You never really know when an emergency can hit. An emergency, whether caused by natural disasters or any other operating issues, can possibly render any business unable to continue providing products and services to their consumers. Disaster and emergency preparedness studies show that over half of businesses and companies are not able to recover from and reopen after a disaster or emergency hits. You do not want your business to be part of this statistics. You want to adequately prepare your business for any events that could threaten its existence. A lot of times, it’s really all about planning. Although you cannot really tell when you will need to kick the plan into action, it pays to have everything set up and ready to be implemented when the need arises. It’s like having a fire extinguisher. You do not want to have to use it at all. But, having it available in your premises gives you peace of mind that you are prepared to minimize damage in case a fire breaks out.
The first step to having an emergency preparedness plan is to identify risks. Know what natural disasters are most likely to affect your operations. This comes with evaluating your geographic location. Flood prone areas as well as areas that are on known hurricane and tornado paths should have specific plans to protect their business operations from such occurrences. Once you have identified these risks, you have to identify local resources or emergency response teams as well. It would be a good idea to check what protocols they have during these emergencies. Take these into consideration when you draw up your own plans. In your emergency communication process, for example, you can include these teams in your call tree plan. You can likewise include some of their protocols in your own emergency plans.
Your next step is to identify key emergency personnel in your own business. Form your own emergency preparedness and crisis management team. Together with your team, you can put together a step-by-step action plan with the goal of ensuring that your business to stays operational even after the emergency dies down. Some of the businesses that are well-prepared for emergencies stay operational, albeit on a smaller scale, even while the crisis situation is ongoing. Have clear designation as to the roles your team members should assume when your plan is implemented. Make sure that your plan is cascaded down to your employees as well. Your plan should include strategies to alert your employees about the emergency, communication protocols for intra and inter-office coordination, and any special business continuity arrangements such as an alternative remote business location.
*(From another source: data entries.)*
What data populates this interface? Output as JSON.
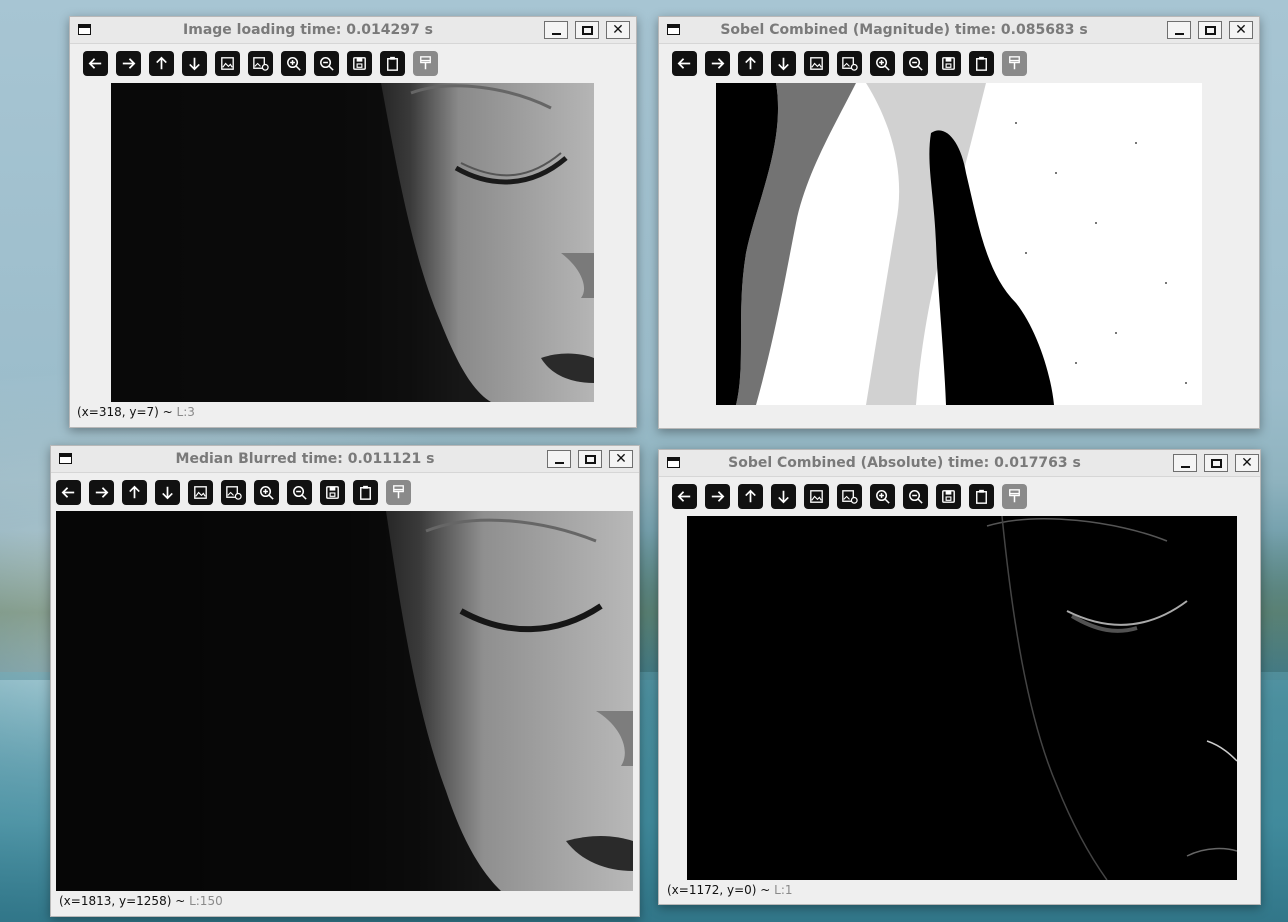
{
  "windows": [
    {
      "id": "original",
      "title": "Image loading time: 0.014297 s",
      "status_coords": "(x=318, y=7) ~ ",
      "status_level": "L:3"
    },
    {
      "id": "sobel-magnitude",
      "title": "Sobel Combined (Magnitude) time: 0.085683 s",
      "status_coords": "",
      "status_level": ""
    },
    {
      "id": "median-blurred",
      "title": "Median Blurred time: 0.011121 s",
      "status_coords": "(x=1813, y=1258) ~ ",
      "status_level": "L:150"
    },
    {
      "id": "sobel-absolute",
      "title": "Sobel Combined (Absolute) time: 0.017763 s",
      "status_coords": "(x=1172, y=0) ~ ",
      "status_level": "L:1"
    }
  ],
  "toolbar_icons": [
    "arrow-left-icon",
    "arrow-right-icon",
    "arrow-up-icon",
    "arrow-down-icon",
    "image-icon",
    "image-settings-icon",
    "zoom-in-icon",
    "zoom-out-icon",
    "save-icon",
    "clipboard-icon",
    "paint-brush-icon"
  ],
  "colors": {
    "title_text": "#7a7a7a",
    "toolbar_button": "#111111",
    "toolbar_button_disabled": "#8a8a8a",
    "window_bg": "#efefef"
  }
}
When you have everything on paper, you should be able to hold regular drills to simulate emergency situations. This will reduce panic and ensure that the required emergency action will be performed by your employees almost on instinct when the need arises. This will also allow you to tweak your emergency plans as necessary.